lint(1)lint(1)Namelint - check C code
Syntaxlint [Options] file...
The command detects features of the C program files which are likely to
be bugs, non-portable, or wasteful. It also checks the type usage of
the program more strictly than the compilers. Among the things which
are currently found are unreachable statements, loops not entered at
the top, automatic variables declared and not used, and logical expres‐
sions whose value is constant. Moreover, the usage of functions is
checked to find functions which return values in some places and not in
others, functions called with varying numbers of arguments, and func‐
tions whose values are not used.
By default, it is assumed that all the files are to be loaded together;
they are checked for mutual compatibility. Function definitions for
certain libraries are available to These libraries are referred to by a
conventional name, such as `-lm', in the style of Arguments ending in
.ln are also treated as library files.
To create libraries, use the -C option as follows:
lint-Cdlib files . . .
The C sources of library dlib are files. The result is the library
file llib-ldlib.ln in the correct library format suitable for linting
programs using dlib. Note that if you have set the System V environ‐
ment variable, the System V lint library is used. For further informa‐
Any number of the options in the following list may be used. The -D,
-U, and -I options of are also recognized as separate arguments.
-a Report assignments of long values to int variables.
-b Report break statements that cannot be reached. (This is not the
default because most and many outputs produce dozens of such com‐
-c Complain about casts that have questionable portability.
-h Apply a number of heuristic tests to attempt to find bugs, improve
style, and reduce waste.
-n Do not check compatibility against the standard library.
-p Attempt to check portability to the IBM and GCOS dialects of C.
-u Do not complain about functions and variables used and not
defined, or defined and not used. (This is suitable for running
on a subset of files out of a larger program.)
-v Suppress complaints about unused arguments in functions.
-x Report variables referred to be extern declarations, but never
Compile C programs for environment. If environment is SYSTEM_FIVE
or omitted, defines SYSTEM_FIVE for the preprocessor, and if the

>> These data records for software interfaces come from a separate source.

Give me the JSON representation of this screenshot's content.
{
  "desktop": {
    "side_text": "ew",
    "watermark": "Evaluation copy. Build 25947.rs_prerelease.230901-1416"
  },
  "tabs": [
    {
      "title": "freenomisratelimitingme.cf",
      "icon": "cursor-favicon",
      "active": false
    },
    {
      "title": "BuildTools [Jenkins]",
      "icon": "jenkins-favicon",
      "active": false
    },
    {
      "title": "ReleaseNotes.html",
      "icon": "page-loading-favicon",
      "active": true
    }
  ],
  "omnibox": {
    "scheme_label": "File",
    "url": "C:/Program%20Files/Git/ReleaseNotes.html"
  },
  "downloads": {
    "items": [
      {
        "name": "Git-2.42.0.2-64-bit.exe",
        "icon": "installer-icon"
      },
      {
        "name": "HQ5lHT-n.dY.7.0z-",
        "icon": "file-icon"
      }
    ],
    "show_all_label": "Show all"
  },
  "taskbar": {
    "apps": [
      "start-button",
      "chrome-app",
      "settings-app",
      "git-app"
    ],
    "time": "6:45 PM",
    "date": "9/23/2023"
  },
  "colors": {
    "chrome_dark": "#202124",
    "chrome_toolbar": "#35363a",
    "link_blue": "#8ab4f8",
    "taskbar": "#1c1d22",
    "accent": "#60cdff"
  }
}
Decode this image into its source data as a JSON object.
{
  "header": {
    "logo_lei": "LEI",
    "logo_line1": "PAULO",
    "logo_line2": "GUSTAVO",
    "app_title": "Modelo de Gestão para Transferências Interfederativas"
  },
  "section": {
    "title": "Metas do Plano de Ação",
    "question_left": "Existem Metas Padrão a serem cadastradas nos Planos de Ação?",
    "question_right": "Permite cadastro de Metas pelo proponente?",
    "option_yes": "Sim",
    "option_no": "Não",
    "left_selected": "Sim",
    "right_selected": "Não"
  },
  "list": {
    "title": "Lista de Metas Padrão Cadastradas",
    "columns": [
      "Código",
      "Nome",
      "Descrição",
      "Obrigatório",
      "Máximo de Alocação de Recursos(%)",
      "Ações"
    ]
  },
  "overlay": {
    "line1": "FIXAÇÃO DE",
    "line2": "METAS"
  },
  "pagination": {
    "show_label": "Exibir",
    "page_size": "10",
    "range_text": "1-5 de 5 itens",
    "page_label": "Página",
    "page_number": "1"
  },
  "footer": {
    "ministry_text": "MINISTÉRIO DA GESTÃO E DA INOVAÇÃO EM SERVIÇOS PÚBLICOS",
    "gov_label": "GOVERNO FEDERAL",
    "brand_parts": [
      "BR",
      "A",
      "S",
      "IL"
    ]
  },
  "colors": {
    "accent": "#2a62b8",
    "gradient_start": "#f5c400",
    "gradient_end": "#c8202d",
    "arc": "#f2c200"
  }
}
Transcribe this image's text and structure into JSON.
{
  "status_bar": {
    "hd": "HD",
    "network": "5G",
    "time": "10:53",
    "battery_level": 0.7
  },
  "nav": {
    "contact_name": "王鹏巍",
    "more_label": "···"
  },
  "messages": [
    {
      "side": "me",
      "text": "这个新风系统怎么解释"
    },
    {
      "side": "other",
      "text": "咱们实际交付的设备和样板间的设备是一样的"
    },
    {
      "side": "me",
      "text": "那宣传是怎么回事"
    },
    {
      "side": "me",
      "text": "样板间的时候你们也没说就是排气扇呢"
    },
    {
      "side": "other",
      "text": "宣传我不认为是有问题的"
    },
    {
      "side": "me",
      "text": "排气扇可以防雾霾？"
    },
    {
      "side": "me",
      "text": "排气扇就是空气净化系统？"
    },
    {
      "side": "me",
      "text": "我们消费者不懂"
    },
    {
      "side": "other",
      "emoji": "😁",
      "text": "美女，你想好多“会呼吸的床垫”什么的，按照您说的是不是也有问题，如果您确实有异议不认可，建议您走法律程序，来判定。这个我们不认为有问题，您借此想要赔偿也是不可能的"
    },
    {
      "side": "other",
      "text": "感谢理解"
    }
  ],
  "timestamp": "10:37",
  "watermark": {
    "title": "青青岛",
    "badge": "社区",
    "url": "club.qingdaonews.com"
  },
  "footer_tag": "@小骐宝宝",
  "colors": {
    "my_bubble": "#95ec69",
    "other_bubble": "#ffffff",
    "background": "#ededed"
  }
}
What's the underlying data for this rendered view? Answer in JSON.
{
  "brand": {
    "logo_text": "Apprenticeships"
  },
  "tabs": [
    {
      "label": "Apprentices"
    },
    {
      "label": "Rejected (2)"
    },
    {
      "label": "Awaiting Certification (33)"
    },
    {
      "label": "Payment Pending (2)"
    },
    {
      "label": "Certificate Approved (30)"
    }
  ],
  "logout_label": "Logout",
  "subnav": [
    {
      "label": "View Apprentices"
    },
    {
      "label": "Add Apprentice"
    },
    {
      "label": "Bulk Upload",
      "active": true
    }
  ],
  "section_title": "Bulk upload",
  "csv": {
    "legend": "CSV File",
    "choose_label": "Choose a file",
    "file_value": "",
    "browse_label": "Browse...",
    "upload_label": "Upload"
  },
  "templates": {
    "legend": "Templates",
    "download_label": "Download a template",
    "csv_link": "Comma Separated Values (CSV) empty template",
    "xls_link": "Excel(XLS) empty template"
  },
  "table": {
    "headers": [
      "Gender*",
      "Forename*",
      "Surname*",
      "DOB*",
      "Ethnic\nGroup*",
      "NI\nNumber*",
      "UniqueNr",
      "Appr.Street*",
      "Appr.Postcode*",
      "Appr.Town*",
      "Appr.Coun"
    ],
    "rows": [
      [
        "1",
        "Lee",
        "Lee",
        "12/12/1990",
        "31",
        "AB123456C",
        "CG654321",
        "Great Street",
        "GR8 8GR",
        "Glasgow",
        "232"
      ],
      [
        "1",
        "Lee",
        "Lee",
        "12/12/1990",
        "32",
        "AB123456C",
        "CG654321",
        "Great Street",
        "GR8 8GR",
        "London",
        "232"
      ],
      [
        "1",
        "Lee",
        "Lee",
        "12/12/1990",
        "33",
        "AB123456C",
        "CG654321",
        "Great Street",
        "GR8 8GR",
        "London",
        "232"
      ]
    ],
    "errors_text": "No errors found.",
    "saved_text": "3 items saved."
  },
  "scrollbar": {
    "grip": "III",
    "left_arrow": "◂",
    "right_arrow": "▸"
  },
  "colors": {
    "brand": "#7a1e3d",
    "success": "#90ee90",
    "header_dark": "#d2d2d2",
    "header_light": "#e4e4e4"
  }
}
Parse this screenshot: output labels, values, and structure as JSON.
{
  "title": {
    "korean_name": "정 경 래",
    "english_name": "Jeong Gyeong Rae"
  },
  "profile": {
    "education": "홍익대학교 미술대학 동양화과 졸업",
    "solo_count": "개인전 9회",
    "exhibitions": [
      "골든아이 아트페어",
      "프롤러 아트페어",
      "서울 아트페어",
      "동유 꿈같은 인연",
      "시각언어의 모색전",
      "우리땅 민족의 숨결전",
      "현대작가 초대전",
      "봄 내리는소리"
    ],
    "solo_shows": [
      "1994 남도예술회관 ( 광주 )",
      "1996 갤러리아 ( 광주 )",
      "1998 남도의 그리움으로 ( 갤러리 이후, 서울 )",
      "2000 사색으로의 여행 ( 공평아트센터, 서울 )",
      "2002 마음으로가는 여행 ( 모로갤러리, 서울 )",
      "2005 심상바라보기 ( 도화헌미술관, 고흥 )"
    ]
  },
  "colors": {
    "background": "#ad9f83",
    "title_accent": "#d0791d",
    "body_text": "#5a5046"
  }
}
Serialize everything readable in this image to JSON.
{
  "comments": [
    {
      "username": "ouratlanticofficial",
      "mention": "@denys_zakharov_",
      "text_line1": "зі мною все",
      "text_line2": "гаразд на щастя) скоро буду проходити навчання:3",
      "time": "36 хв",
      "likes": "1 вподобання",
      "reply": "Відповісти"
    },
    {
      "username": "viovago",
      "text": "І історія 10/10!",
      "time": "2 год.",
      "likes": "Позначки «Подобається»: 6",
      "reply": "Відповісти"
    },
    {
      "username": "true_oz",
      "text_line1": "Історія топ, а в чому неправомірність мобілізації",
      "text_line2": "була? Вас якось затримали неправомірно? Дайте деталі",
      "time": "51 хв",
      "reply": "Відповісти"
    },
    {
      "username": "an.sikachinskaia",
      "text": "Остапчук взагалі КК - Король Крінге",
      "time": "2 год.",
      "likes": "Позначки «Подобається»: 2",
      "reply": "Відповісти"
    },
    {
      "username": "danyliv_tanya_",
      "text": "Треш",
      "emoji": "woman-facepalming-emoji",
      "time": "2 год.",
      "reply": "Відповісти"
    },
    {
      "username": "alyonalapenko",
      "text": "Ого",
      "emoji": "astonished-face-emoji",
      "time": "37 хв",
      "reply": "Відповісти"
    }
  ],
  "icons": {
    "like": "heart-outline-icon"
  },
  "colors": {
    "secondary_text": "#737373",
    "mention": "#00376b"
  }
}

loader is invoked, specifies that the System V version of the C
runtime library is used. Also, if the math library is specified
with the -lm option, the System V version is used. If environment
is POSIX, defines POSIX for the preprocessor. If the environment
variable PROG_ENV has the value SYSTEM_FIVE or POSIX, the effect
is the same as specifying the corresponding -Yenvironment option
to The -Y option overrides the PROG_ENV variable; -YBSD can be
used to override all special actions.
-z Do not complain about structures that are never defined (for exam‐
ple, using a structure pointer without knowing its contents.)
The system calls and other functions that do not return are not under‐
stood; this causes various anomalies in output.
Certain conventional comments in the C source change the behavior of
/*NOTREACHED*/ At appropriate points, stops comments about
/*VARARGSn*/ Suppresses the usual checking for variable numbers
of arguments in the following function declaration.
The data types of the first n arguments are
checked; a missing n is taken to be 0.
/*NOSTRICT*/ Shuts off strict type checking in the next expres‐
/*ARGSUSED*/ Turns on the -v option for the next function.
/*LINTLIBRARY*/ At the beginning of a file, shuts off complaints
about unused functions in this file.
Declarations for standard functions
Human readable version of above
System V declarations for standard functions
POSIX declarations for standard functions
Declarations for portable functions
Human readable . . .
Library created with -C
``Lint, a C Program Checker'', ULTRIX Supplementary Documents, Vol.